=== Begin Enclosure ===
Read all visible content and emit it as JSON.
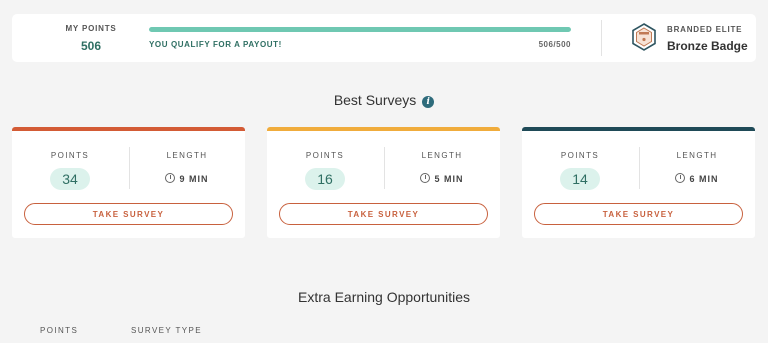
{
  "points": {
    "label": "MY POINTS",
    "value": "506",
    "qualify_text": "YOU QUALIFY FOR A PAYOUT!",
    "progress_text": "506/500",
    "progress_fraction": 1.0
  },
  "badge": {
    "tier": "BRANDED ELITE",
    "name": "Bronze Badge",
    "icon": "hexagon-badge-icon"
  },
  "best_surveys": {
    "title": "Best Surveys",
    "info_icon": "i",
    "cards": [
      {
        "points_label": "POINTS",
        "length_label": "LENGTH",
        "points": "34",
        "length": "9 MIN",
        "button": "TAKE SURVEY",
        "accent": "#d35b35"
      },
      {
        "points_label": "POINTS",
        "length_label": "LENGTH",
        "points": "16",
        "length": "5 MIN",
        "button": "TAKE SURVEY",
        "accent": "#f0ac3c"
      },
      {
        "points_label": "POINTS",
        "length_label": "LENGTH",
        "points": "14",
        "length": "6 MIN",
        "button": "TAKE SURVEY",
        "accent": "#1f4a57"
      }
    ]
  },
  "extra": {
    "title": "Extra Earning Opportunities",
    "columns": [
      "POINTS",
      "SURVEY TYPE"
    ]
  },
  "colors": {
    "teal": "#6fc8b2",
    "button_orange": "#c8613e"
  }
}
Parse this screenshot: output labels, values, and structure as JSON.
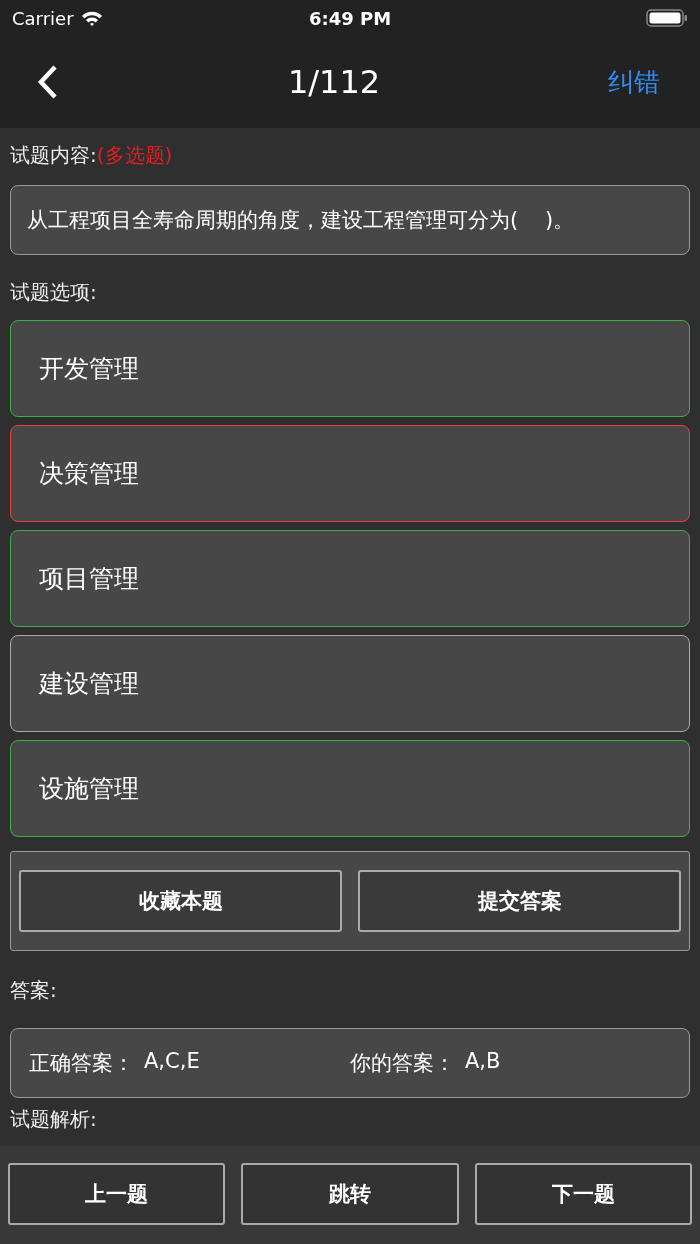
{
  "status_bar": {
    "carrier": "Carrier",
    "time": "6:49 PM"
  },
  "nav": {
    "title": "1/112",
    "action": "纠错"
  },
  "question": {
    "label": "试题内容:",
    "type": "(多选题)",
    "text": "从工程项目全寿命周期的角度，建设工程管理可分为(    )。"
  },
  "options_label": "试题选项:",
  "options": [
    {
      "text": "开发管理",
      "kind": "correct"
    },
    {
      "text": "决策管理",
      "kind": "wrong"
    },
    {
      "text": "项目管理",
      "kind": "correct"
    },
    {
      "text": "建设管理",
      "kind": "plain"
    },
    {
      "text": "设施管理",
      "kind": "correct"
    }
  ],
  "actions": [
    "收藏本题",
    "提交答案"
  ],
  "answer": {
    "label": "答案:",
    "correct_label": "正确答案：",
    "correct": "A,C,E",
    "yours_label": "你的答案：",
    "yours": "A,B"
  },
  "analysis_label": "试题解析:",
  "bottom_buttons": [
    "上一题",
    "跳转",
    "下一题"
  ]
}
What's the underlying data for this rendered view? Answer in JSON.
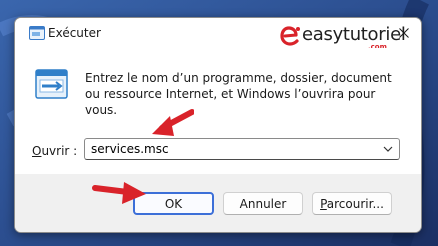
{
  "window": {
    "title": "Exécuter",
    "close_icon": "close-icon",
    "app_icon": "run-window-icon"
  },
  "watermark": {
    "text": "easytutoriel",
    "suffix": ".com",
    "logo_color": "#d9232a"
  },
  "content": {
    "description": "Entrez le nom d’un programme, dossier, document ou ressource Internet, et Windows l’ouvrira pour vous.",
    "open_label_underlined": "O",
    "open_label_rest": "uvrir :",
    "open_value": "services.msc"
  },
  "buttons": {
    "ok": "OK",
    "cancel": "Annuler",
    "browse_underlined": "P",
    "browse_rest": "arcourir..."
  },
  "colors": {
    "accent": "#3c6fd8",
    "annotation_arrow": "#d9232a"
  }
}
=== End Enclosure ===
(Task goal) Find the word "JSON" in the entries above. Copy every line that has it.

(Expected output)
Read all visible content and emit it as JSON.
Parse this screenshot: output labels, values, and structure as JSON.
What's the underlying data for this rendered view? Answer in JSON.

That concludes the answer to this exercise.